“We hope to bring glamping to Taos. It’s change. It’s hard to understand. We promise it will be beautiful. We promise to care for the land and the community,” Xochitl said. The project owners also expressed to neighbors that they are not a big corporation, but rather a small business. However, neighbors aren’t sold.
Before the commission’s approval, nearly a dozen neighbors spoke out against the project, including Joe Mazza and Emily Gillispie, who live adjacent to the property site. “From our kitchen window, you can see right into the campground,” Mazza said.
They said they speak for about 40 neighbors in the area who have fire concerns, environmental concerns, and concerns of commercialization in their residential neighborhood. Neighbors are also concerned about light and noise pollution from glampers. The camping resort would also have a string fence instead of a solid one to avoid impact to wildlife, but it brings privacy concerns for neighbors.
“The possible devaluation of our property. We feel that potential buyers, they turn away due to the elimination of privacy and quiet ensuing from the campground area,” Gillispie said.

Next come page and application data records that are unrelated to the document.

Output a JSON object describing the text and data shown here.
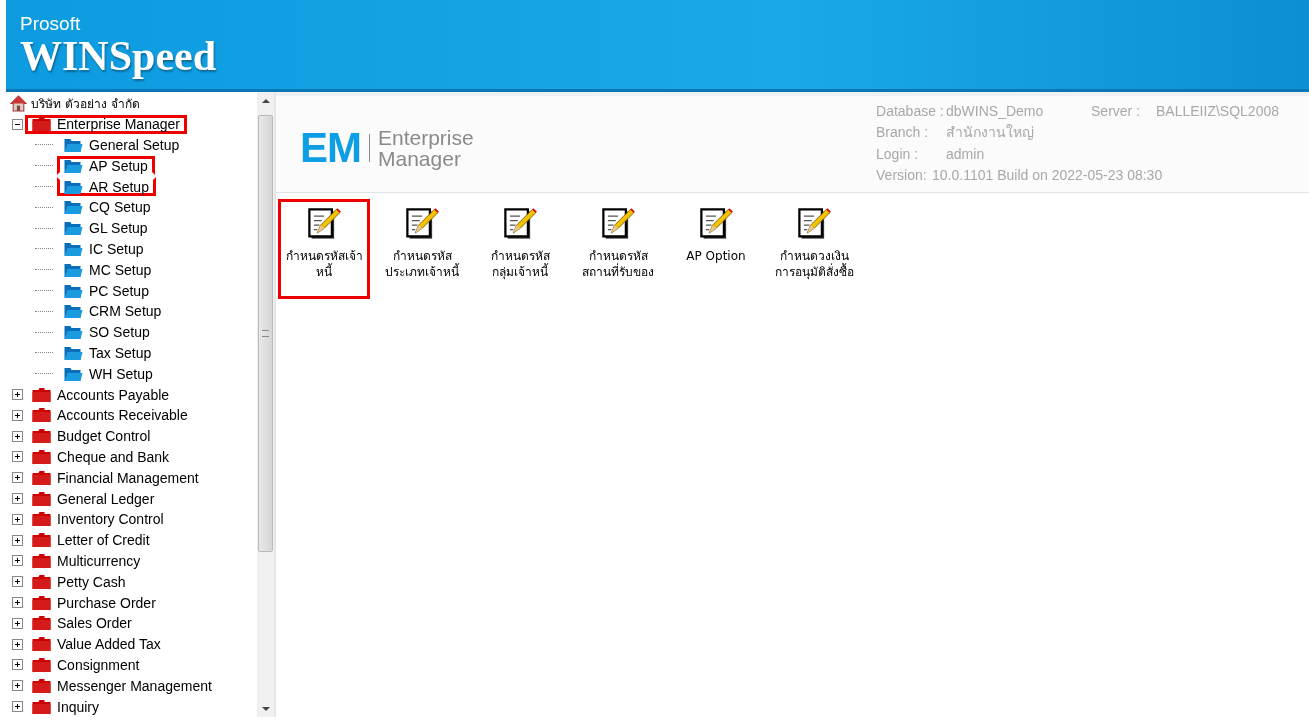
{
  "header": {
    "brand": "Prosoft",
    "product": "WINSpeed"
  },
  "tree": {
    "root": "บริษัท ตัวอย่าง จำกัด",
    "items": [
      {
        "label": "Enterprise Manager",
        "expanded": true,
        "highlighted": true,
        "children": [
          {
            "label": "General Setup",
            "highlighted": false
          },
          {
            "label": "AP Setup",
            "highlighted": true
          },
          {
            "label": "AR Setup",
            "highlighted": true
          },
          {
            "label": "CQ Setup",
            "highlighted": false
          },
          {
            "label": "GL Setup",
            "highlighted": false
          },
          {
            "label": "IC Setup",
            "highlighted": false
          },
          {
            "label": "MC Setup",
            "highlighted": false
          },
          {
            "label": "PC Setup",
            "highlighted": false
          },
          {
            "label": "CRM Setup",
            "highlighted": false
          },
          {
            "label": "SO Setup",
            "highlighted": false
          },
          {
            "label": "Tax Setup",
            "highlighted": false
          },
          {
            "label": "WH Setup",
            "highlighted": false
          }
        ]
      },
      {
        "label": "Accounts Payable",
        "expanded": false,
        "highlighted": false
      },
      {
        "label": "Accounts Receivable",
        "expanded": false,
        "highlighted": false
      },
      {
        "label": "Budget Control",
        "expanded": false,
        "highlighted": false
      },
      {
        "label": "Cheque and Bank",
        "expanded": false,
        "highlighted": false
      },
      {
        "label": "Financial Management",
        "expanded": false,
        "highlighted": false
      },
      {
        "label": "General Ledger",
        "expanded": false,
        "highlighted": false
      },
      {
        "label": "Inventory Control",
        "expanded": false,
        "highlighted": false
      },
      {
        "label": "Letter of Credit",
        "expanded": false,
        "highlighted": false
      },
      {
        "label": "Multicurrency",
        "expanded": false,
        "highlighted": false
      },
      {
        "label": "Petty Cash",
        "expanded": false,
        "highlighted": false
      },
      {
        "label": "Purchase Order",
        "expanded": false,
        "highlighted": false
      },
      {
        "label": "Sales Order",
        "expanded": false,
        "highlighted": false
      },
      {
        "label": "Value Added Tax",
        "expanded": false,
        "highlighted": false
      },
      {
        "label": "Consignment",
        "expanded": false,
        "highlighted": false
      },
      {
        "label": "Messenger Management",
        "expanded": false,
        "highlighted": false
      },
      {
        "label": "Inquiry",
        "expanded": false,
        "highlighted": false
      }
    ]
  },
  "module": {
    "logo": "EM",
    "title_lines": [
      "Enterprise",
      "Manager"
    ]
  },
  "info": [
    {
      "label": "Database :",
      "value": "dbWINS_Demo"
    },
    {
      "label": "Server :",
      "value": "BALLEIIZ\\SQL2008"
    },
    {
      "label": "Branch :",
      "value": "สำนักงานใหญ่"
    },
    {
      "label": "Login :",
      "value": "admin"
    },
    {
      "label": "Version:",
      "value": "10.0.1101  Build on 2022-05-23 08:30"
    }
  ],
  "tiles": [
    {
      "lines": [
        "กำหนดรหัสเจ้า",
        "หนี้"
      ],
      "highlighted": true
    },
    {
      "lines": [
        "กำหนดรหัส",
        "ประเภทเจ้าหนี้"
      ],
      "highlighted": false
    },
    {
      "lines": [
        "กำหนดรหัส",
        "กลุ่มเจ้าหนี้"
      ],
      "highlighted": false
    },
    {
      "lines": [
        "กำหนดรหัส",
        "สถานที่รับของ"
      ],
      "highlighted": false
    },
    {
      "lines": [
        "AP Option"
      ],
      "highlighted": false
    },
    {
      "lines": [
        "กำหนดวงเงิน",
        "การอนุมัติสั่งซื้อ"
      ],
      "highlighted": false
    }
  ]
}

They also said the permit application doesn’t meet the standards of a special use permit specifically when it comes to the land use being compatible with existing uses of neighborhood, being a benefit to the neighborhood, and of the visual impact.
Project owners said they would have fire extinguishers at every tent, security cameras, and someone on site during open months 24/7. They would also have restrictions on things like ATVs and pets, only allowing leashed dogs up to 40 pounds. They would also put a restriction on noise.
“Now they did say they’d put in a ‘no noise after nine,’ but if you’ve ever been to a campground you know it’s constant buzz throughout the day, cars pulling in, cars pulling out, people laughing, dogs barking,” Mazza said.
The county is in the process of preparing the Taos County Planning Commission’s Record of Decision. Once that happens, property owners within 1,000 feet of the project have 30 days to appeal the decision. Then, the county has 45 days to schedule a public hearing before the Taos County Board of Commissioners so they can hear the appeal.
Mazza and Gillispie said neighbors do plan to appeal the decision. Neighbors are fundraising for an attorney for the appeal process.